Information shown Start Marker
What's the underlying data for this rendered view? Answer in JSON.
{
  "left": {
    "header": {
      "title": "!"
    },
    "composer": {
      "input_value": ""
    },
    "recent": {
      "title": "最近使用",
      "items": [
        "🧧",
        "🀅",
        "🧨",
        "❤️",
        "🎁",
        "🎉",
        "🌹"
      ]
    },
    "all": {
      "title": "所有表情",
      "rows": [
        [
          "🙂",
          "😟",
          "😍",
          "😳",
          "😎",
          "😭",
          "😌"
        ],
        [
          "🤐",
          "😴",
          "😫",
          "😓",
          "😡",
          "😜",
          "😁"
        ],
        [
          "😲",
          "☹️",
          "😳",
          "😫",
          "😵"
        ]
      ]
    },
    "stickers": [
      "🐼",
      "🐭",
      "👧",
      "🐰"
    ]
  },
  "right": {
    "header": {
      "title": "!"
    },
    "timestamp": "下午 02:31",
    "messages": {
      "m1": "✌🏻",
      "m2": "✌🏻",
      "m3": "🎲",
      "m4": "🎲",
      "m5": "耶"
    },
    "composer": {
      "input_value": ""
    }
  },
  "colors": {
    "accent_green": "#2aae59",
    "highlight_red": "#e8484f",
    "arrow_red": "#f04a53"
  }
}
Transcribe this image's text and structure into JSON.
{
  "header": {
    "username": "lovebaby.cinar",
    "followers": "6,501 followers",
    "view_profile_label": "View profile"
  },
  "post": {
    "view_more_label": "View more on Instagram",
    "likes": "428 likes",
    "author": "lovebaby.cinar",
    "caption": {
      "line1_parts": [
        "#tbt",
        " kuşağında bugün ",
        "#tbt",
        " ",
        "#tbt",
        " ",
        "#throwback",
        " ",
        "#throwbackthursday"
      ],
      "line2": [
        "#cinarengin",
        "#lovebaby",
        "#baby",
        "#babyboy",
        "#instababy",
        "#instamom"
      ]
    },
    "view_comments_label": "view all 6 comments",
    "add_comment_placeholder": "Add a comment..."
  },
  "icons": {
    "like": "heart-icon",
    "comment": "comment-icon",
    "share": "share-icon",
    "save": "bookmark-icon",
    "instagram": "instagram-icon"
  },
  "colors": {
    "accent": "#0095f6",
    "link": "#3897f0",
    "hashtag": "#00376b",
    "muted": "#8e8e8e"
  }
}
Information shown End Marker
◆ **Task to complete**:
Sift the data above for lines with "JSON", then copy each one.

◆ **Written response**:
What's the underlying data for this rendered view? Answer in JSON.
Transcribe this image's text and structure into JSON.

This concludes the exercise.